<<<<

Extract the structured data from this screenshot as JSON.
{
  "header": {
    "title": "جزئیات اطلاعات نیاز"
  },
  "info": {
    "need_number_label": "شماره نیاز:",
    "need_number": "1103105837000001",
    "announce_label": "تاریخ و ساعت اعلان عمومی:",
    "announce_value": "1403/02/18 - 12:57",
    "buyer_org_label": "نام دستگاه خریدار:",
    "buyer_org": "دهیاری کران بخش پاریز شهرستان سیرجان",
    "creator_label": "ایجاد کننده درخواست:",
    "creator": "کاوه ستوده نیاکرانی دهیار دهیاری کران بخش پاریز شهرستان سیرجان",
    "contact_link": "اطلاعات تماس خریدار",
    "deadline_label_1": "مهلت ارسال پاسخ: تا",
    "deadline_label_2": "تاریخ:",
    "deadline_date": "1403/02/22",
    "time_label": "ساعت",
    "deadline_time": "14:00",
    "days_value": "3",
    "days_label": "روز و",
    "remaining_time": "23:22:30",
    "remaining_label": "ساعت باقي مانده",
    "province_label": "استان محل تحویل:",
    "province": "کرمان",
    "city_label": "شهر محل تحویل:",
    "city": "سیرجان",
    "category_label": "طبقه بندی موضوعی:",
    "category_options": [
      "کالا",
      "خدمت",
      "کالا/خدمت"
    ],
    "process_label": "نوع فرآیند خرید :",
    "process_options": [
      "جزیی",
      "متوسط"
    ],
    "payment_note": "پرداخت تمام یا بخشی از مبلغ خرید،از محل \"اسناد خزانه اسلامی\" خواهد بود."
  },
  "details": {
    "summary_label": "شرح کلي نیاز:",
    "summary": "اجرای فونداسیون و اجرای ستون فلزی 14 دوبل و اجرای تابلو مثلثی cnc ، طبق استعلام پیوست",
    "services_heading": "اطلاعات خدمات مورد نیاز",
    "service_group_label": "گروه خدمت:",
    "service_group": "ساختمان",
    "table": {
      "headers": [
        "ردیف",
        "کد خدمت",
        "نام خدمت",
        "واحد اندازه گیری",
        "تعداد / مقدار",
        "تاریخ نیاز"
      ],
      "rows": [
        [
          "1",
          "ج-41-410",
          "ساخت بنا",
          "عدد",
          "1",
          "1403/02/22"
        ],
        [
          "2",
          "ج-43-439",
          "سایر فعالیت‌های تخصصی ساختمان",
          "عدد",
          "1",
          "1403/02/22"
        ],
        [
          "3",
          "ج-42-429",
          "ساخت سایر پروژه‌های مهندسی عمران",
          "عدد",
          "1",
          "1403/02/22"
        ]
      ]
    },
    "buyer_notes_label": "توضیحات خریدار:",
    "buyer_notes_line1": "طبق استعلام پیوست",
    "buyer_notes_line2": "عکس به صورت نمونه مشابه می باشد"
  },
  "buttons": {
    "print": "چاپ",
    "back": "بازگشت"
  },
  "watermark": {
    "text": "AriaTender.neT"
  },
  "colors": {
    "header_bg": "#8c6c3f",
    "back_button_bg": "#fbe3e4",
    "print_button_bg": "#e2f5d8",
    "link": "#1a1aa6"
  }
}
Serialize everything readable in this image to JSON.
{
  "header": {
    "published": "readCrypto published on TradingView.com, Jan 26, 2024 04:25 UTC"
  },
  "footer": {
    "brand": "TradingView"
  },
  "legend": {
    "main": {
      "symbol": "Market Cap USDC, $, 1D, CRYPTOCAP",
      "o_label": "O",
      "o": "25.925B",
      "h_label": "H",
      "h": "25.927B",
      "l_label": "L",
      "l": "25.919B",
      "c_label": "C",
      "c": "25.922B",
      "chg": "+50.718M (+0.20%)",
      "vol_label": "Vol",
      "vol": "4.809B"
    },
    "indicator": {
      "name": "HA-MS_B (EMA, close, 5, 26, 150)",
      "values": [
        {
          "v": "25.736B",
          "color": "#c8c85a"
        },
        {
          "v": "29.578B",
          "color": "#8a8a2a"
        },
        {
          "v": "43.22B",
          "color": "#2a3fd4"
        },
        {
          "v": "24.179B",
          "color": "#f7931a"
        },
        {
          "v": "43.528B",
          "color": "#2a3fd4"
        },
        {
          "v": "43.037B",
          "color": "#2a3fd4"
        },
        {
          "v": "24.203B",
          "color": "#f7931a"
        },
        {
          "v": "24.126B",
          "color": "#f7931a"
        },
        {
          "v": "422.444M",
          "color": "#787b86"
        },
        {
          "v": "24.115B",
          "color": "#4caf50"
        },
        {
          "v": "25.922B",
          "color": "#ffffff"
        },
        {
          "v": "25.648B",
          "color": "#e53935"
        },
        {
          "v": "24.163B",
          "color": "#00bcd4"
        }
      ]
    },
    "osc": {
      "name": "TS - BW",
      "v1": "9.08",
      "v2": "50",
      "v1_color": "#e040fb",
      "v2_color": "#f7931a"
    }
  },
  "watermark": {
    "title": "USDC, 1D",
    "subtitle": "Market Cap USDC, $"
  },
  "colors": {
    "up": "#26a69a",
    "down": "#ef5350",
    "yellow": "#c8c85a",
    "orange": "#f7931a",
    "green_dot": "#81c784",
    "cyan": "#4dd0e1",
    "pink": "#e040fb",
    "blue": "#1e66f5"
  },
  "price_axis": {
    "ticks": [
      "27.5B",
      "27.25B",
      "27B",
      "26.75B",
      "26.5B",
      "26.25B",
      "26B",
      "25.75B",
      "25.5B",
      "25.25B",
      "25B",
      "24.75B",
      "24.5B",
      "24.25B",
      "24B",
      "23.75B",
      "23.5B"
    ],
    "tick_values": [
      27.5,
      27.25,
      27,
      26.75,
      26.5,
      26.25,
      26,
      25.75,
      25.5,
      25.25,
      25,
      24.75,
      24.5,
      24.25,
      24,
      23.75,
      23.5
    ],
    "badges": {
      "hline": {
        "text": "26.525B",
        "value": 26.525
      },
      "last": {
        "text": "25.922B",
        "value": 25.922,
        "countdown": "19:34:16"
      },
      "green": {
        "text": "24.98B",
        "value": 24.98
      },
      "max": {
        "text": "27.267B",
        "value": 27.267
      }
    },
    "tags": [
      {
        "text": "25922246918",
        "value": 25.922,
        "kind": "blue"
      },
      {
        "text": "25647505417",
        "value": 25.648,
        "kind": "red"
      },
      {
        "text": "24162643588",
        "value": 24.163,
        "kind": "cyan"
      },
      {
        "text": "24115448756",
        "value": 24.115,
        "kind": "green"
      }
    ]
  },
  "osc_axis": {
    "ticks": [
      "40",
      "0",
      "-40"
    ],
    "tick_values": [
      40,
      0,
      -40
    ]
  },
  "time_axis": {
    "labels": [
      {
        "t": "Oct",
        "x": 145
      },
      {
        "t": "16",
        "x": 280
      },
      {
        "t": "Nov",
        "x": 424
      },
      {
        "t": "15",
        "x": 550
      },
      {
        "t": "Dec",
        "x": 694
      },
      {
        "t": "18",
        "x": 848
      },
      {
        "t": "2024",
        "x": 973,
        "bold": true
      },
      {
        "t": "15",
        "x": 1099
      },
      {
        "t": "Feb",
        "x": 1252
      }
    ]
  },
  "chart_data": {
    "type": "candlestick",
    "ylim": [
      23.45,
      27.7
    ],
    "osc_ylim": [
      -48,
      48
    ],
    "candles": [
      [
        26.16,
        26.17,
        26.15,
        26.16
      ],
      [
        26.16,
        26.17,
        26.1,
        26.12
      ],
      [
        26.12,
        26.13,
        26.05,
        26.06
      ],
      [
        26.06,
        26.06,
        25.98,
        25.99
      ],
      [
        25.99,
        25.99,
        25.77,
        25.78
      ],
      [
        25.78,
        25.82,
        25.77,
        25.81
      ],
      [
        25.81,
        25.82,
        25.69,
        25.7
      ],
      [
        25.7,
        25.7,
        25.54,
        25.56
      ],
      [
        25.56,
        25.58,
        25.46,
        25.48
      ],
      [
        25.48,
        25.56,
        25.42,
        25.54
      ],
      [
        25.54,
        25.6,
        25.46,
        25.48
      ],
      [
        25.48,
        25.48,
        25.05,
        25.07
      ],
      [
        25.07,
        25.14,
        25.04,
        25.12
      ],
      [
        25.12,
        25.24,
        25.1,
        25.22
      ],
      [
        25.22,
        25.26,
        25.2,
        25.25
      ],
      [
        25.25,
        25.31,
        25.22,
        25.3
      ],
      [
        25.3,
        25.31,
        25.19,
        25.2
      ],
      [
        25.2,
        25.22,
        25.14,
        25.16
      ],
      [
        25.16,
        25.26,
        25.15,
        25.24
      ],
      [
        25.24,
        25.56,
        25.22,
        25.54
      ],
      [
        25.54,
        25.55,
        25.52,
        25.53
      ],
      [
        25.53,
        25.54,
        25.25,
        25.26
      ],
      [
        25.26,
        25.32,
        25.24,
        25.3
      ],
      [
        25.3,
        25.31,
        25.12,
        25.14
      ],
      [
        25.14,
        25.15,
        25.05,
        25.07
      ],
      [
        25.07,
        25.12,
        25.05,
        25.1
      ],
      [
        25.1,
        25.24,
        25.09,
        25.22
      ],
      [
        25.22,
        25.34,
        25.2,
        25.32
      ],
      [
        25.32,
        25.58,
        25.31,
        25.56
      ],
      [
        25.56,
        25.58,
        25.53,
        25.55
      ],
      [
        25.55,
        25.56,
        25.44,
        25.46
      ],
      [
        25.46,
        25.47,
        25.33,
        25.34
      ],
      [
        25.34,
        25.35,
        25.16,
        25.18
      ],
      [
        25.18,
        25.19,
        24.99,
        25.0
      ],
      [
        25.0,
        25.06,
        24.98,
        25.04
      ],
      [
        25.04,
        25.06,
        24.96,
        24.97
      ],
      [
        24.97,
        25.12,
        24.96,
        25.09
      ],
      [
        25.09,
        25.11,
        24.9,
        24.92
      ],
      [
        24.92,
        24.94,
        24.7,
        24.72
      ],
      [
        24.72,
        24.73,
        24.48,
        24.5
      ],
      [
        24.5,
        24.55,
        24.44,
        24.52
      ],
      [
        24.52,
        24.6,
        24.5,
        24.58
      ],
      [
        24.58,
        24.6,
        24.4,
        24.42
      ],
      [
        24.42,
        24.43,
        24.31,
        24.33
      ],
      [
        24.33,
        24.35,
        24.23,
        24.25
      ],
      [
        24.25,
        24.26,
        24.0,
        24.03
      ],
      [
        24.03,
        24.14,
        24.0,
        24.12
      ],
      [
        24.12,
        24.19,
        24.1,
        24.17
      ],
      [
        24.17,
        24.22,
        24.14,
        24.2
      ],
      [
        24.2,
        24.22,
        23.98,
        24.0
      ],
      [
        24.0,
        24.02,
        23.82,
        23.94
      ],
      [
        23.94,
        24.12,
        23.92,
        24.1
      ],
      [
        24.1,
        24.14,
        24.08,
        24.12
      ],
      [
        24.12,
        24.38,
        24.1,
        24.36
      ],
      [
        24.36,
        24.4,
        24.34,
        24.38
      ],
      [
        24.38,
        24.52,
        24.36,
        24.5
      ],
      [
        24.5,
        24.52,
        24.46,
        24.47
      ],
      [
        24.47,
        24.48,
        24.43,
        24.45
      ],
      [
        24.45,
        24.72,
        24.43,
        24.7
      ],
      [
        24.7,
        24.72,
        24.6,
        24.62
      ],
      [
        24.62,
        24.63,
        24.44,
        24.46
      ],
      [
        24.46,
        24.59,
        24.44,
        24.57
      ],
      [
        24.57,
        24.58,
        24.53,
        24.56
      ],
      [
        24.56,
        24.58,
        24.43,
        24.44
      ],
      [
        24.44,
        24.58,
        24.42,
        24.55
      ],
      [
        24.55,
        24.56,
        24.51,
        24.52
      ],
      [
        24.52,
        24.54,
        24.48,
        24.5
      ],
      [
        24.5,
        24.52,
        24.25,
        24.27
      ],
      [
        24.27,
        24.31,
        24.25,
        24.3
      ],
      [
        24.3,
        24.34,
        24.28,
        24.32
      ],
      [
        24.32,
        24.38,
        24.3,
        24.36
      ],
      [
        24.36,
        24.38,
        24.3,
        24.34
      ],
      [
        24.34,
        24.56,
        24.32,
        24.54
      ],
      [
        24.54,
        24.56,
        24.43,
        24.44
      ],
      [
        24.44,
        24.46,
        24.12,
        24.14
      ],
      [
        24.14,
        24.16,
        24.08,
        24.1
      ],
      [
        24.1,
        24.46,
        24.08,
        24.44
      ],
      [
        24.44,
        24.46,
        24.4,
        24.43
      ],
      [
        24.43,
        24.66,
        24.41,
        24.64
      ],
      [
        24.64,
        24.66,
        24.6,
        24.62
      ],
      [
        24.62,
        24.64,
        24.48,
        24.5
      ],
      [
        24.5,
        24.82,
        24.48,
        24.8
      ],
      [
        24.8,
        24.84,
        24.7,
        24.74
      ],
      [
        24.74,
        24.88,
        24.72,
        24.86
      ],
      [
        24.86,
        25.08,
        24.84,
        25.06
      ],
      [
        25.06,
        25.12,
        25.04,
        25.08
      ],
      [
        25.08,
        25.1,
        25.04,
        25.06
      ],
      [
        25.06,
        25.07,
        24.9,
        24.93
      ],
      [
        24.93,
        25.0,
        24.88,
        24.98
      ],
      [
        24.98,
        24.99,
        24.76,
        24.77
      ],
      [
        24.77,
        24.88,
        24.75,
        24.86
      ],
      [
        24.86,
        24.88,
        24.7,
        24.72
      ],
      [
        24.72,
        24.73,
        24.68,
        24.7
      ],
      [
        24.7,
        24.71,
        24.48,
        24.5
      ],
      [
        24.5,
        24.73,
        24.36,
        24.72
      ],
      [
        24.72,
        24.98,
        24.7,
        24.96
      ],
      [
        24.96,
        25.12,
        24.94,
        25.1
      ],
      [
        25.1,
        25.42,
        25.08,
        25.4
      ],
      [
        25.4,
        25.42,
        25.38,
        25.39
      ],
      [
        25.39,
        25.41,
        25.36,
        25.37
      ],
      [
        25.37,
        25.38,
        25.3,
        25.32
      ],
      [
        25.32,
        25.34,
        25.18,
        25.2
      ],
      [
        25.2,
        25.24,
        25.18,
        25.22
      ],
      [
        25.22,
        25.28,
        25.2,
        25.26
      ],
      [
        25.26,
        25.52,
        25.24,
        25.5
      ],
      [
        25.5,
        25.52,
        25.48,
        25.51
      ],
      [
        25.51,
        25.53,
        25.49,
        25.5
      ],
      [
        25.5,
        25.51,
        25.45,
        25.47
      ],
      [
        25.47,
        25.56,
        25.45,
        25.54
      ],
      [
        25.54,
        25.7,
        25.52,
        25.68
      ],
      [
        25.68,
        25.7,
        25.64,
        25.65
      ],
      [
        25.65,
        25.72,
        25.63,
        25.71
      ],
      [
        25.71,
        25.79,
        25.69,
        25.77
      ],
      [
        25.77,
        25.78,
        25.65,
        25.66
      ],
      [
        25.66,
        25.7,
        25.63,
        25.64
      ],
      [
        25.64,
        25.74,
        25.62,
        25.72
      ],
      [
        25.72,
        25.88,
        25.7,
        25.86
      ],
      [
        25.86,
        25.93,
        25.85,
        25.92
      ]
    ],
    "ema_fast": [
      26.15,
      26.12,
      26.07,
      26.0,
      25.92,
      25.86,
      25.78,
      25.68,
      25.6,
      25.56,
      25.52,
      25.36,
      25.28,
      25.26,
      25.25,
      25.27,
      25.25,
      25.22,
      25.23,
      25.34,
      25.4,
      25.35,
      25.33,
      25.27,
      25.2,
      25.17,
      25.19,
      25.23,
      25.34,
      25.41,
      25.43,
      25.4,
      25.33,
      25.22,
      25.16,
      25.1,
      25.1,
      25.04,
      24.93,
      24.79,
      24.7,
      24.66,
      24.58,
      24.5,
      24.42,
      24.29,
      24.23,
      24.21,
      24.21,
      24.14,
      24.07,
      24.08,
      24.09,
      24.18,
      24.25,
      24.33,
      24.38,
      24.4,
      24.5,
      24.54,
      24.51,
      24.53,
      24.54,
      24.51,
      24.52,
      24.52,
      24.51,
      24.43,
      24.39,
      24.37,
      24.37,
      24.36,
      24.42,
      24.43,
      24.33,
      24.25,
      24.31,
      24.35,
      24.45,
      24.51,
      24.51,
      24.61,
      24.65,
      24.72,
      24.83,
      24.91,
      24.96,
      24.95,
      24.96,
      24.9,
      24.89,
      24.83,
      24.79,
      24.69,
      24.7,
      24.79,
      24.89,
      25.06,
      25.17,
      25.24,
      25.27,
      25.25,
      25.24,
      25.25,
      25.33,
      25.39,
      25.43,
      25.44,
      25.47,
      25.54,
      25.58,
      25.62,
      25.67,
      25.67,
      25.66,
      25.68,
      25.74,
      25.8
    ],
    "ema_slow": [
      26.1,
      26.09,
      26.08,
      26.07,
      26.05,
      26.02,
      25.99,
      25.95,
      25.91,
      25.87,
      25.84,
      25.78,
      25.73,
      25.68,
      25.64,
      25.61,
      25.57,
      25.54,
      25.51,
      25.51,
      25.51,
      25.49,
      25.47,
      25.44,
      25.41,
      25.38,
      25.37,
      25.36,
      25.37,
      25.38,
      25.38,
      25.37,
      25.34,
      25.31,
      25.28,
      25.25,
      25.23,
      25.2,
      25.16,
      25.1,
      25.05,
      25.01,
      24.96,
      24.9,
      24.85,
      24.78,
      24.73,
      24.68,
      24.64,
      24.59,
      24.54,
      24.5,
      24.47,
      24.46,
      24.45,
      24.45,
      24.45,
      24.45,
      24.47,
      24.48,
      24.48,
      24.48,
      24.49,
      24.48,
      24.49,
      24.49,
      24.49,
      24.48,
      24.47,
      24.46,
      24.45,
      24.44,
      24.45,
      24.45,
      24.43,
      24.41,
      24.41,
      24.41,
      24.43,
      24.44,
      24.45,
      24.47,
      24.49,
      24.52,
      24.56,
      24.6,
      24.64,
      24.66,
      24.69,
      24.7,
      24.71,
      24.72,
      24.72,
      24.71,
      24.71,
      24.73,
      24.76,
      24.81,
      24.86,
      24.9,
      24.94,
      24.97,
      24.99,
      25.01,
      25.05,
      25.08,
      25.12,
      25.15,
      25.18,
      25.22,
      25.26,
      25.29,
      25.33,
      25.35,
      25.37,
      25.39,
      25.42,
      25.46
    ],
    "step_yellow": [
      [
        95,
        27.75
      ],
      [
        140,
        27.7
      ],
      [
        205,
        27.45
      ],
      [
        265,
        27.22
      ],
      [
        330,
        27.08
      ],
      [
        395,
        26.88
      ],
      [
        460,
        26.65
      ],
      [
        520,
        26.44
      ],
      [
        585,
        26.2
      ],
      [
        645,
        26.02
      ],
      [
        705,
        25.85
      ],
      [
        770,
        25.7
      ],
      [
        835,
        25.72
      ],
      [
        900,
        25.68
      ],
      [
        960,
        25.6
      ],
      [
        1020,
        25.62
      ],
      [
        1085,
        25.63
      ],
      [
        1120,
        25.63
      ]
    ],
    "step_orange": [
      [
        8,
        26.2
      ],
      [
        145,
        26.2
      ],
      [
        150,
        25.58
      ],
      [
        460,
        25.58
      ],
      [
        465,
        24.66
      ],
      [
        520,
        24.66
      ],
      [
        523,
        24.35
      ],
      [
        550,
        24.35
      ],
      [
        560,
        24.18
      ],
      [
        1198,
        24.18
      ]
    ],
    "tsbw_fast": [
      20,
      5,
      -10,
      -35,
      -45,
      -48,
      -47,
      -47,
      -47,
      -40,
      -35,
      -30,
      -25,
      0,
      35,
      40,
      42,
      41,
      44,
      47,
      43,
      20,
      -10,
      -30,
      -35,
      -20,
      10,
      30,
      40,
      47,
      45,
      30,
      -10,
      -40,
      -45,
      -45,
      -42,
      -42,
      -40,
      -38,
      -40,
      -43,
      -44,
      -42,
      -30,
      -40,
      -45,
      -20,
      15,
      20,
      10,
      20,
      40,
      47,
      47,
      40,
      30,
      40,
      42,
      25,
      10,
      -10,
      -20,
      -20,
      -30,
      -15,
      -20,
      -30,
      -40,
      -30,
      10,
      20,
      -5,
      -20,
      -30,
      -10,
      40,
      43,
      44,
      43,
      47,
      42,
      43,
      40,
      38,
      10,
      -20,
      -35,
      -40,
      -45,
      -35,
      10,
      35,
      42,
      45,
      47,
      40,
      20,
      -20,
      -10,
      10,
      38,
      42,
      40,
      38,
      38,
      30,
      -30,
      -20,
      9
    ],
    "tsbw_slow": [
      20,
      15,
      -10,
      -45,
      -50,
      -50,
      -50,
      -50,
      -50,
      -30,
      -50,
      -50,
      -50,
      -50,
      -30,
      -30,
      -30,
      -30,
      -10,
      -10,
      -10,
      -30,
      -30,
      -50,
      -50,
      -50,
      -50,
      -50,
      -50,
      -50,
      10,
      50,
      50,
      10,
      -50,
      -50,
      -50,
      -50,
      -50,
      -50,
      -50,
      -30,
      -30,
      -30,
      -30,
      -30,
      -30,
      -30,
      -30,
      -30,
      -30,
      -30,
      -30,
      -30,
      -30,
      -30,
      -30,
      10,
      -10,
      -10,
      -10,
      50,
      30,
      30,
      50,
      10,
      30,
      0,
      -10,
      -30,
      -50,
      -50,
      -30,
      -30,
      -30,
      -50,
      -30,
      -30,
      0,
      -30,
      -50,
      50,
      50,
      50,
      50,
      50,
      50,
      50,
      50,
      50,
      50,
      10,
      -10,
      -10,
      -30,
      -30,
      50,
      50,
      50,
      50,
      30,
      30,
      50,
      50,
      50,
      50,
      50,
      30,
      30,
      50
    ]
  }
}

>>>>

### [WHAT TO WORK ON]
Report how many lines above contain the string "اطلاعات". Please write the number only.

### [OUTPUT BELOW]
3